### EXERCISE AIM
Exactly the lines from the one holding "Enumerate this screenshot's" to the end of the listing, both ends included, make up the expected answer.

*** STUDY MATERIAL ***

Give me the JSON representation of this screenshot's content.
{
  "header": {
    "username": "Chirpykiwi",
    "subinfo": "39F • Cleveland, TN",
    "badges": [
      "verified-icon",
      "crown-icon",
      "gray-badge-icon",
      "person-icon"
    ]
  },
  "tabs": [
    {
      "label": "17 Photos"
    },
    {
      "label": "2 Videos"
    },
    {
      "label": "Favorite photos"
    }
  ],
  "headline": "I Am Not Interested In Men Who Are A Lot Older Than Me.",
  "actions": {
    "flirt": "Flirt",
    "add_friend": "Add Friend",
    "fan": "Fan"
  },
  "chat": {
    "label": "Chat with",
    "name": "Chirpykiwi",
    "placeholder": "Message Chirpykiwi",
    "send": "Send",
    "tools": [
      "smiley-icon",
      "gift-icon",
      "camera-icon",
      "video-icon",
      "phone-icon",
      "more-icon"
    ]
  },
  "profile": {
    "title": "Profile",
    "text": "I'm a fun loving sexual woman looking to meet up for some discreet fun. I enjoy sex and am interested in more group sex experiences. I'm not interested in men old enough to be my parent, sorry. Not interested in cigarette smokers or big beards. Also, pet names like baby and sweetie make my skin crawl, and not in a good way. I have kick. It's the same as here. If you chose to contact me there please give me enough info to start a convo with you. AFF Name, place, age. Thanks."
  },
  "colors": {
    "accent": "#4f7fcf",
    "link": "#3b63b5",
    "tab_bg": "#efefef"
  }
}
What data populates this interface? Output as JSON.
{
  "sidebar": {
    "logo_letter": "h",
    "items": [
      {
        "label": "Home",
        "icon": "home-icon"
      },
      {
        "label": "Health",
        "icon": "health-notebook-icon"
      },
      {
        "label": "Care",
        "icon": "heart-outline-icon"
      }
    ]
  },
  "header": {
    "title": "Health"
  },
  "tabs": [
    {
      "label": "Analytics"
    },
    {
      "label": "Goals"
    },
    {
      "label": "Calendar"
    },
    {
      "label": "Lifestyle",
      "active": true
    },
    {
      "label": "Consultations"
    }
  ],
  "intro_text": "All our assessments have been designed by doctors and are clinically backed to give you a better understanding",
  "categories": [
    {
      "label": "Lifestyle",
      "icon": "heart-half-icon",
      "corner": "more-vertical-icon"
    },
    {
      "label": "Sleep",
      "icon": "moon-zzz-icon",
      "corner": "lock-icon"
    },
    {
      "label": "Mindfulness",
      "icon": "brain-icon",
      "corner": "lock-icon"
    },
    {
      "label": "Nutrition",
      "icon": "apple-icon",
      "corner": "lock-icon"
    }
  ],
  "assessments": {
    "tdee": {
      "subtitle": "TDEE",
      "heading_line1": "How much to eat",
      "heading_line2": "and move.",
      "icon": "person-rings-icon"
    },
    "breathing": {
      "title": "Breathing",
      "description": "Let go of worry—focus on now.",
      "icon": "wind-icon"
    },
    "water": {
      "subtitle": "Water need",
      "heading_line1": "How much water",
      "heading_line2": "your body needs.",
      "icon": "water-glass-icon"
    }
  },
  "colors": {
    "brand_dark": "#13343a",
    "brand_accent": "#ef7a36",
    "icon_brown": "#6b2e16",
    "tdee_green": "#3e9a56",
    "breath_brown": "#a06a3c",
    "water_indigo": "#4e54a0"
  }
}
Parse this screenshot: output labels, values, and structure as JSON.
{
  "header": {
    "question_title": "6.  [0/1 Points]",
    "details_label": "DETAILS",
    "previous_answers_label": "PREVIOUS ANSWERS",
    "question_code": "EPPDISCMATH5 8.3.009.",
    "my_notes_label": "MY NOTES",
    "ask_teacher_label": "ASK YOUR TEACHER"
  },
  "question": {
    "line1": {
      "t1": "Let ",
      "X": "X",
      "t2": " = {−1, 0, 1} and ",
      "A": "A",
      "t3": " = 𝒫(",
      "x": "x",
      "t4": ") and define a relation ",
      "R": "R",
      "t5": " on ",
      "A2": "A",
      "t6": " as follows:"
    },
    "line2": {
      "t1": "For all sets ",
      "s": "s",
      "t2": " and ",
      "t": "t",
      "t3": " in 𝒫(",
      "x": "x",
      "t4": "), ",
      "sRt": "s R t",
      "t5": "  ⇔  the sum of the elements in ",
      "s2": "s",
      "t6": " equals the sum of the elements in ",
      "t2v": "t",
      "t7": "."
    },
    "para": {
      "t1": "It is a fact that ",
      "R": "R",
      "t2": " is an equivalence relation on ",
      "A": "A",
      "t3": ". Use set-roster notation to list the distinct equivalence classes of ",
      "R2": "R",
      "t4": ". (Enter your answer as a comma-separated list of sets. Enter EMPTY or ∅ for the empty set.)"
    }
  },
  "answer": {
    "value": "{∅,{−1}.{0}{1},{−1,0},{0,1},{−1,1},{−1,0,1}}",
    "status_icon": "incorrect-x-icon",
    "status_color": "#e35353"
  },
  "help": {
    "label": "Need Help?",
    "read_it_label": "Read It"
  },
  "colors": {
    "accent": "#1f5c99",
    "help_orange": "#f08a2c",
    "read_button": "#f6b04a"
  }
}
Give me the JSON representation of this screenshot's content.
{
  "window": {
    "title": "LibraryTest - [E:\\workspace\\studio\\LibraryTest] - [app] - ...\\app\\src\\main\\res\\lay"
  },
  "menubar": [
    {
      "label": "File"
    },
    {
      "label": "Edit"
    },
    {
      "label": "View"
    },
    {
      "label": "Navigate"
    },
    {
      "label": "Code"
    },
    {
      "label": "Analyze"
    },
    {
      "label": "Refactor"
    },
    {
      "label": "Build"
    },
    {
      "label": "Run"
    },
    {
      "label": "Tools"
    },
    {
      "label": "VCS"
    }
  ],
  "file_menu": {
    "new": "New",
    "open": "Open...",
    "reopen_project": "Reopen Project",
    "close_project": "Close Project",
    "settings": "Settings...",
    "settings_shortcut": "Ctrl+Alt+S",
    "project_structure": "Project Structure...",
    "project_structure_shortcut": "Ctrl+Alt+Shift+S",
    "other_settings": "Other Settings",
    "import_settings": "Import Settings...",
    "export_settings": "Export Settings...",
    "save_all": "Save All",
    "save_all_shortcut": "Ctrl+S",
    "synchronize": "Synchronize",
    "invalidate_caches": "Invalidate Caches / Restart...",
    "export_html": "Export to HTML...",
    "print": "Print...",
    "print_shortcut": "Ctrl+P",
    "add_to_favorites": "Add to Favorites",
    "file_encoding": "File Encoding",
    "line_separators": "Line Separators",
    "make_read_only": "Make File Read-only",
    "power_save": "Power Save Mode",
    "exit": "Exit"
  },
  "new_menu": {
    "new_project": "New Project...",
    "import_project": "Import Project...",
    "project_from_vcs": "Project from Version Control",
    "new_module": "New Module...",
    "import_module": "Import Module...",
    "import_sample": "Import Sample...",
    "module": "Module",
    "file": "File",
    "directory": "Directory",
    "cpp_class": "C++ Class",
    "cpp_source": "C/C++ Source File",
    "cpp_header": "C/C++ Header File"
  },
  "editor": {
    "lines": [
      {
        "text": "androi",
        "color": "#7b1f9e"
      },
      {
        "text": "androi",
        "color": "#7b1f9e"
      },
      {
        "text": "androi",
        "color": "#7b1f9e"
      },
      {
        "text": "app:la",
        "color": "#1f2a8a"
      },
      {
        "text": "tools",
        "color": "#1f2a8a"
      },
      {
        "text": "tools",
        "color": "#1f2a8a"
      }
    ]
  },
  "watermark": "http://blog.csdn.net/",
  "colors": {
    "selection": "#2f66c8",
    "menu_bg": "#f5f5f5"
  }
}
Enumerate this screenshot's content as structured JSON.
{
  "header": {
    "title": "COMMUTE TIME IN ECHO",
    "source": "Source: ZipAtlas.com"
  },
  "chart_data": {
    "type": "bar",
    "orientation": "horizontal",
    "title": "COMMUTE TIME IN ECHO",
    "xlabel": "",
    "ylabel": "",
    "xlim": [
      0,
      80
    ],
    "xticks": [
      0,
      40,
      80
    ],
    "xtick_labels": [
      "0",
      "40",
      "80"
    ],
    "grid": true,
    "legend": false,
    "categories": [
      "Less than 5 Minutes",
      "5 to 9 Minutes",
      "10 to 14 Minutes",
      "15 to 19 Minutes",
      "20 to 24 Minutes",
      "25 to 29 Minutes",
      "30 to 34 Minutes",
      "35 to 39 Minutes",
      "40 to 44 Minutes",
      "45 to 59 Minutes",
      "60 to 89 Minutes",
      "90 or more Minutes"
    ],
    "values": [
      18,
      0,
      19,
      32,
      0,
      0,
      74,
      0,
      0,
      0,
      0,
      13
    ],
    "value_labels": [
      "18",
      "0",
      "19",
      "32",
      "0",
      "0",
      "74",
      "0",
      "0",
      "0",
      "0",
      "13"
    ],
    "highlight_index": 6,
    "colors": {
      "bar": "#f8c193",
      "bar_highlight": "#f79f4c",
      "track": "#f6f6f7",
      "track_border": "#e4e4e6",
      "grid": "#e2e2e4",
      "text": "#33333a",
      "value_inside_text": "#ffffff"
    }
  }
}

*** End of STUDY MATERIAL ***

### REPLY
Enumerate this screenshot's content as structured JSON.
{
  "header": {
    "title": "COMMUTE TIME IN ECHO",
    "source": "Source: ZipAtlas.com"
  },
  "chart_data": {
    "type": "bar",
    "orientation": "horizontal",
    "title": "COMMUTE TIME IN ECHO",
    "xlabel": "",
    "ylabel": "",
    "xlim": [
      0,
      80
    ],
    "xticks": [
      0,
      40,
      80
    ],
    "xtick_labels": [
      "0",
      "40",
      "80"
    ],
    "grid": true,
    "legend": false,
    "categories": [
      "Less than 5 Minutes",
      "5 to 9 Minutes",
      "10 to 14 Minutes",
      "15 to 19 Minutes",
      "20 to 24 Minutes",
      "25 to 29 Minutes",
      "30 to 34 Minutes",
      "35 to 39 Minutes",
      "40 to 44 Minutes",
      "45 to 59 Minutes",
      "60 to 89 Minutes",
      "90 or more Minutes"
    ],
    "values": [
      18,
      0,
      19,
      32,
      0,
      0,
      74,
      0,
      0,
      0,
      0,
      13
    ],
    "value_labels": [
      "18",
      "0",
      "19",
      "32",
      "0",
      "0",
      "74",
      "0",
      "0",
      "0",
      "0",
      "13"
    ],
    "highlight_index": 6,
    "colors": {
      "bar": "#f8c193",
      "bar_highlight": "#f79f4c",
      "track": "#f6f6f7",
      "track_border": "#e4e4e6",
      "grid": "#e2e2e4",
      "text": "#33333a",
      "value_inside_text": "#ffffff"
    }
  }
}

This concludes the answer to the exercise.